--- The records Enclosed Below ---
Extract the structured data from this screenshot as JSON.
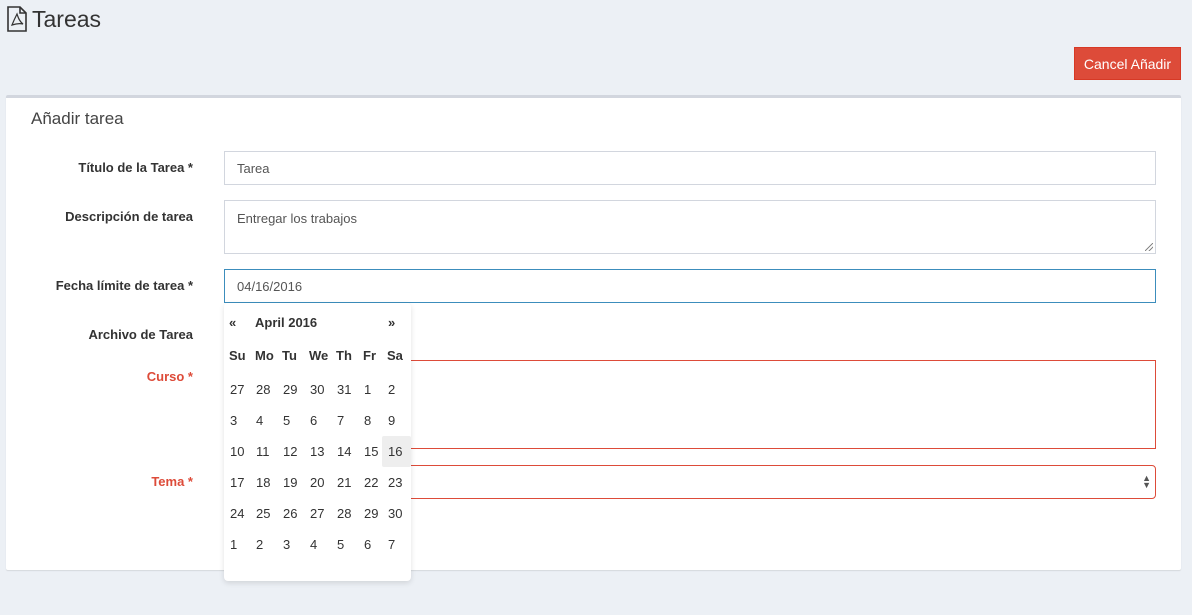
{
  "header": {
    "title": "Tareas",
    "icon": "pdf-file-icon"
  },
  "actions": {
    "cancel_label": "Cancel Añadir"
  },
  "box": {
    "title": "Añadir tarea"
  },
  "form": {
    "title_label": "Título de la Tarea *",
    "title_value": "Tarea",
    "description_label": "Descripción de tarea",
    "description_value": "Entregar los trabajos",
    "due_label": "Fecha límite de tarea *",
    "due_value": "04/16/2016",
    "file_label": "Archivo de Tarea",
    "course_label": "Curso *",
    "topic_label": "Tema *"
  },
  "datepicker": {
    "prev": "«",
    "next": "»",
    "month": "April 2016",
    "weekdays": [
      "Su",
      "Mo",
      "Tu",
      "We",
      "Th",
      "Fr",
      "Sa"
    ],
    "weeks": [
      [
        "27",
        "28",
        "29",
        "30",
        "31",
        "1",
        "2"
      ],
      [
        "3",
        "4",
        "5",
        "6",
        "7",
        "8",
        "9"
      ],
      [
        "10",
        "11",
        "12",
        "13",
        "14",
        "15",
        "16"
      ],
      [
        "17",
        "18",
        "19",
        "20",
        "21",
        "22",
        "23"
      ],
      [
        "24",
        "25",
        "26",
        "27",
        "28",
        "29",
        "30"
      ],
      [
        "1",
        "2",
        "3",
        "4",
        "5",
        "6",
        "7"
      ]
    ],
    "selected": "16"
  },
  "colors": {
    "danger": "#dd4b39",
    "focus": "#3c8dbc",
    "background": "#ecf0f5"
  }
}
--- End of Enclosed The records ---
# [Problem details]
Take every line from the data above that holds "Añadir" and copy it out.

# [Answer area]
    "cancel_label": "Cancel Añadir"
    "title": "Añadir tarea"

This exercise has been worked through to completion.